This painting depicts a dog sitting still, lost in a moment of worry and self-reflection. The artist's psychological portraits frequently feature figures grappling with choice—giving voice and validation to the quotidian struggles of the masses. In the present moment, there is an ever-expanding multitude of options presenting themselves on a daily basis; the gift of choice can be stifling, even overwhelming—transforming the breadth of possibility into the likelihood of conformity dictated by our lives. The composition's combination of rich tonality and overall flatness encourage viewer’s to experience the work as if gazing into a mirror.
Bounds' portrait scenes of domestic life economically employ a confident line to depict their figures’ complex private thought processes. The artist captures quiet moments suggestive of internal conflict, urgency, complacency or fleeting opportunity. Bounds' work often scrutinizes how social conditioning encourages self-doubt—and how that affects our perception of our own abilities.
The artist’s work considers possible movement scores for the body, examining both agency and indecision—the opposing outcomes of any decision. The figure in this work is stuck in stasis, vacillating between possibility and limitation; they are stuck in a moment between malaise, despair, futility and exhaustion—as if they were secluded in a cave, separate from the world around them. The artist renders this moment in cold tones, lengthening the duration of time in which the figure must make their decision.

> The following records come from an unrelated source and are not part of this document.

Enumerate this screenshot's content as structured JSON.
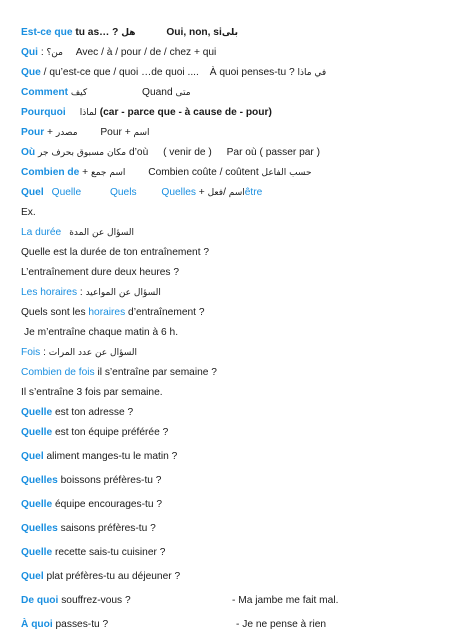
{
  "lines": {
    "l1": {
      "q": "Est-ce que",
      "rest": " tu as… ? ",
      "ar": "هل",
      "ans": "Oui, non, si",
      "ans_ar": "بلى"
    },
    "l2": {
      "q": "Qui",
      "sep": " : ",
      "ar": "من؟",
      "rest": "Avec / à / pour / de / chez + qui"
    },
    "l3": {
      "q": "Que",
      "rest": " / qu’est-ce que / quoi …de quoi ....",
      "rest2": "À quoi penses-tu ? ",
      "ar": "في ماذا"
    },
    "l4": {
      "q": "Comment",
      "ar": " كيف",
      "q2": "Quand",
      "ar2": " متى"
    },
    "l5": {
      "q": "Pourquoi",
      "ar": "لماذا",
      "rest": " (car - parce que - à cause de - pour)"
    },
    "l6": {
      "q": "Pour",
      "rest": " + ",
      "ar": "مصدر",
      "rest2": "Pour + ",
      "ar2": "اسم"
    },
    "l7": {
      "q": "Où",
      "ar": " مكان مسبوق بحرف جر ",
      "rest": "d’où",
      "rest2": "( venir de )",
      "rest3": "Par où ( passer par )"
    },
    "l8": {
      "q": "Combien de",
      "rest": " + ",
      "ar": "اسم جمع",
      "rest2": "Combien coûte / coûtent ",
      "ar2": "حسب الفاعل"
    },
    "l9": {
      "q": "Quel",
      "q2": "Quelle",
      "q3": "Quels",
      "q4": "Quelles",
      "rest": " + ",
      "ar": "اسم",
      "rest2": " /",
      "ar2": "فعل",
      "q5": "être"
    },
    "l10": {
      "text": "Ex."
    },
    "l11": {
      "q": "La durée",
      "ar": "السؤال عن المدة"
    },
    "l12": {
      "text": "Quelle est la durée de ton entraînement ?"
    },
    "l13": {
      "text": "L’entraînement dure deux heures ?"
    },
    "l14": {
      "q": "Les horaires",
      "sep": " : ",
      "ar": "السؤال عن المواعيد"
    },
    "l15": {
      "a": "Quels sont les ",
      "q": "horaires",
      "b": " d’entraînement ?"
    },
    "l16": {
      "text": "Je m’entraîne chaque matin à 6 h."
    },
    "l17": {
      "q": "Fois",
      "sep": " : ",
      "ar": "السؤال عن عدد المرات"
    },
    "l18": {
      "q": "Combien de fois",
      "rest": " il s’entraîne par semaine ?"
    },
    "l19": {
      "text": "Il s’entraîne 3 fois par semaine."
    },
    "l20": {
      "q": "Quelle",
      "rest": " est ton adresse ?"
    },
    "l21": {
      "q": "Quelle",
      "rest": " est ton équipe préférée ?"
    },
    "l22": {
      "q": "Quel",
      "rest": " aliment manges-tu le matin ?"
    },
    "l23": {
      "q": "Quelles",
      "rest": " boissons préfères-tu ?"
    },
    "l24": {
      "q": "Quelle",
      "rest": " équipe encourages-tu ?"
    },
    "l25": {
      "q": "Quelles",
      "rest": " saisons préfères-tu ?"
    },
    "l26": {
      "q": "Quelle",
      "rest": " recette sais-tu cuisiner ?"
    },
    "l27": {
      "q": "Quel",
      "rest": " plat préfères-tu au déjeuner ?"
    },
    "l28": {
      "q": "De quoi",
      "rest": " souffrez-vous ?",
      "ans": "- Ma jambe me fait mal."
    },
    "l29": {
      "q": "À quoi",
      "rest": " passes-tu ?",
      "ans": "- Je ne pense à rien"
    }
  }
}
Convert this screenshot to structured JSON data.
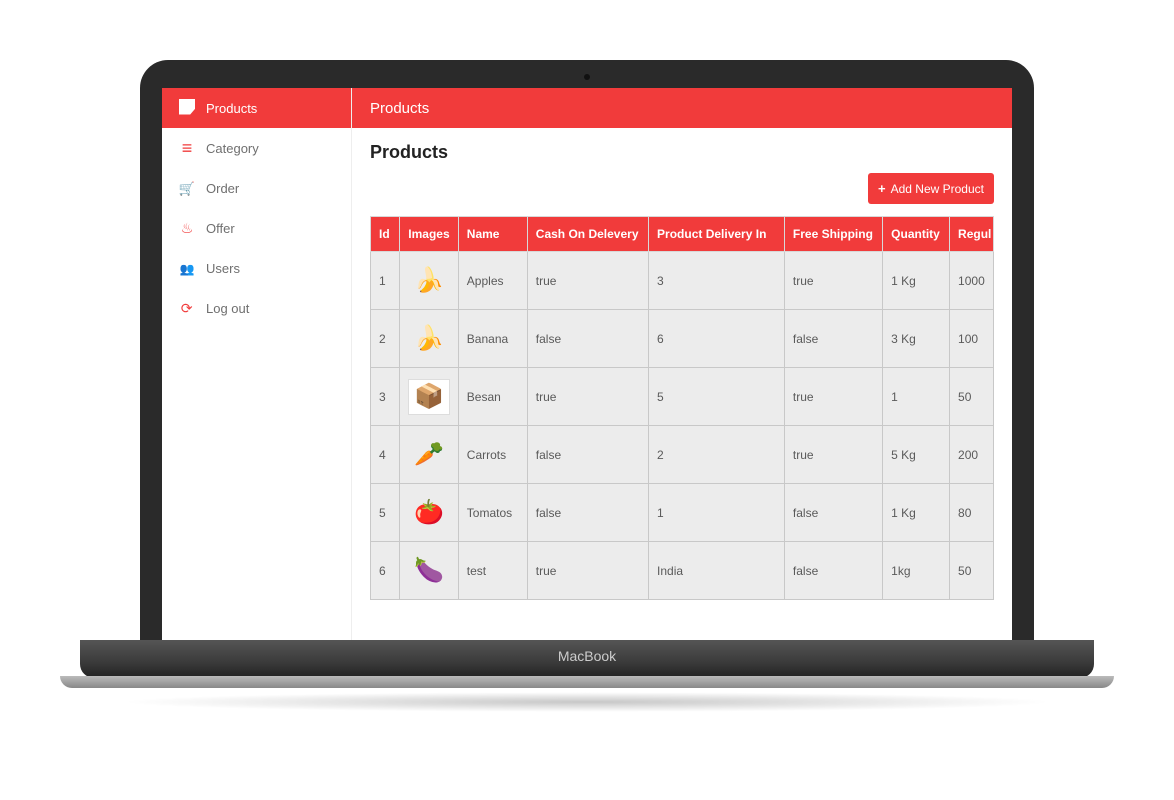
{
  "sidebar": {
    "items": [
      {
        "label": "Products",
        "icon": "logo",
        "active": true
      },
      {
        "label": "Category",
        "icon": "menu",
        "active": false
      },
      {
        "label": "Order",
        "icon": "cart",
        "active": false
      },
      {
        "label": "Offer",
        "icon": "fire",
        "active": false
      },
      {
        "label": "Users",
        "icon": "users",
        "active": false
      },
      {
        "label": "Log out",
        "icon": "logout",
        "active": false
      }
    ]
  },
  "header": {
    "title": "Products"
  },
  "page": {
    "title": "Products"
  },
  "buttons": {
    "add_product": "Add New Product"
  },
  "table": {
    "headers": [
      "Id",
      "Images",
      "Name",
      "Cash On Delevery",
      "Product Delivery In",
      "Free Shipping",
      "Quantity",
      "Regul"
    ],
    "rows": [
      {
        "id": "1",
        "image": "banana",
        "boxed": false,
        "name": "Apples",
        "cod": "true",
        "delivery": "3",
        "ship": "true",
        "qty": "1 Kg",
        "reg": "1000"
      },
      {
        "id": "2",
        "image": "banana",
        "boxed": false,
        "name": "Banana",
        "cod": "false",
        "delivery": "6",
        "ship": "false",
        "qty": "3 Kg",
        "reg": "100"
      },
      {
        "id": "3",
        "image": "package",
        "boxed": true,
        "name": "Besan",
        "cod": "true",
        "delivery": "5",
        "ship": "true",
        "qty": "1",
        "reg": "50"
      },
      {
        "id": "4",
        "image": "carrot",
        "boxed": false,
        "name": "Carrots",
        "cod": "false",
        "delivery": "2",
        "ship": "true",
        "qty": "5 Kg",
        "reg": "200"
      },
      {
        "id": "5",
        "image": "tomato",
        "boxed": false,
        "name": "Tomatos",
        "cod": "false",
        "delivery": "1",
        "ship": "false",
        "qty": "1 Kg",
        "reg": "80"
      },
      {
        "id": "6",
        "image": "eggplant",
        "boxed": false,
        "name": "test",
        "cod": "true",
        "delivery": "India",
        "ship": "false",
        "qty": "1kg",
        "reg": "50"
      }
    ]
  },
  "device": {
    "label": "MacBook"
  },
  "icon_glyphs": {
    "banana": "🍌",
    "package": "📦",
    "carrot": "🥕",
    "tomato": "🍅",
    "eggplant": "🍆"
  }
}
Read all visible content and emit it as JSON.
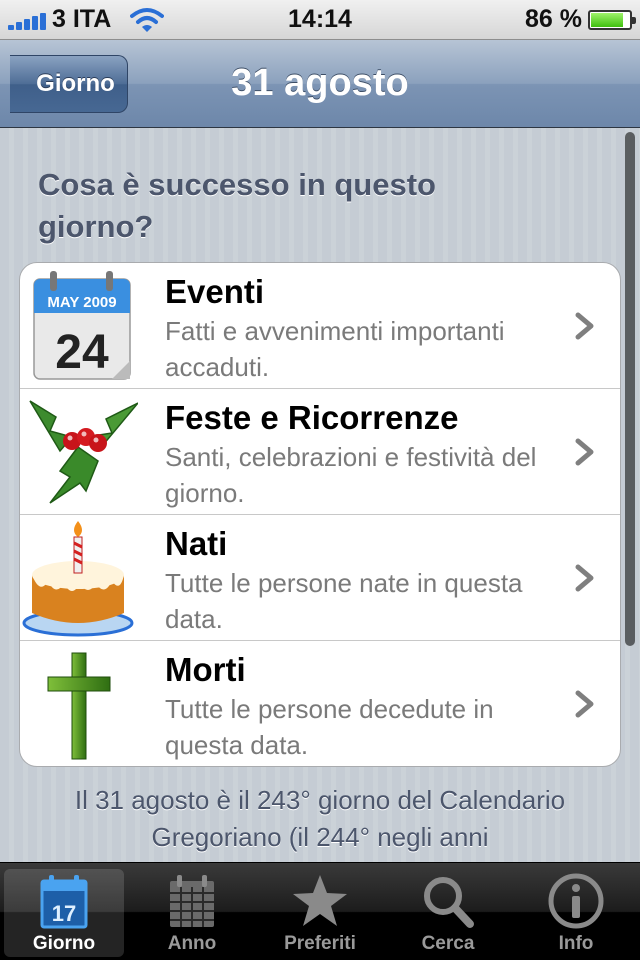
{
  "status_bar": {
    "carrier": "3 ITA",
    "time": "14:14",
    "battery_percent": "86 %",
    "battery_level": 0.86
  },
  "nav": {
    "back_label": "Giorno",
    "title": "31 agosto"
  },
  "section_header": "Cosa è successo in questo giorno?",
  "rows": [
    {
      "title": "Eventi",
      "subtitle": "Fatti e avvenimenti importanti accaduti.",
      "icon": "calendar-icon",
      "calendar_month": "MAY 2009",
      "calendar_day": "24"
    },
    {
      "title": "Feste e Ricorrenze",
      "subtitle": "Santi, celebrazioni e festività del giorno.",
      "icon": "holly-icon"
    },
    {
      "title": "Nati",
      "subtitle": "Tutte le persone nate in questa data.",
      "icon": "birthday-cake-icon"
    },
    {
      "title": "Morti",
      "subtitle": "Tutte le persone decedute in questa data.",
      "icon": "cross-icon"
    }
  ],
  "footer_text": "Il 31 agosto è il 243° giorno del Calendario Gregoriano (il 244° negli anni",
  "tabs": [
    {
      "label": "Giorno",
      "icon": "calendar-day-icon",
      "icon_text": "17",
      "selected": true
    },
    {
      "label": "Anno",
      "icon": "calendar-grid-icon",
      "selected": false
    },
    {
      "label": "Preferiti",
      "icon": "star-icon",
      "selected": false
    },
    {
      "label": "Cerca",
      "icon": "search-icon",
      "selected": false
    },
    {
      "label": "Info",
      "icon": "info-icon",
      "selected": false
    }
  ],
  "colors": {
    "nav_tint": "#6d87aa",
    "tab_active_icon": "#4aa3f0",
    "section_text": "#4c566c"
  }
}
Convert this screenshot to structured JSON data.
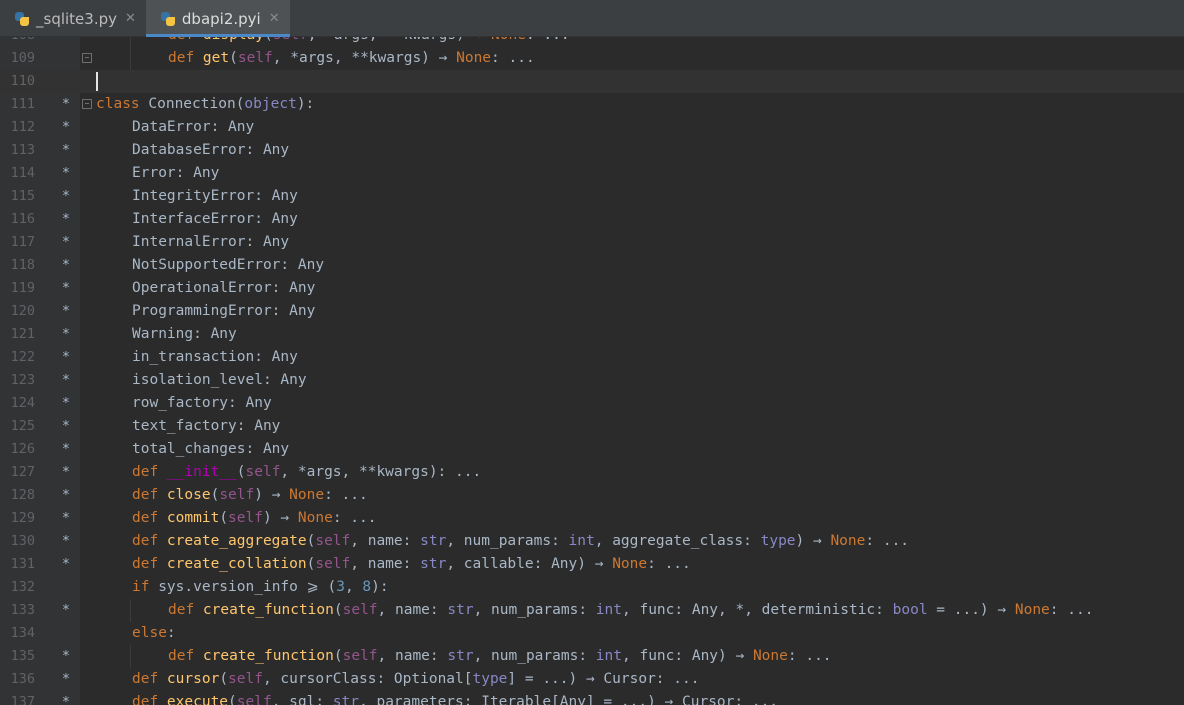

The composition forces viewers into a similar purgatory as the central figure, leaving both ensnared in an endless moment of potential action.
② Represented by:
Molly Bounds work captures quiet moments suggestive of internal conflict, urgency, complacency or fleeting opportunity. The painter, illustrator and printmaker employs a line both confident and economic, and her portraiture depicts the complexity of her figures’ private thought processes. Bounds creates narrative scenes of domestic life that frequently scrutinize the social conditioning of self-doubt—as well as its effect on the perception of one’s abilities.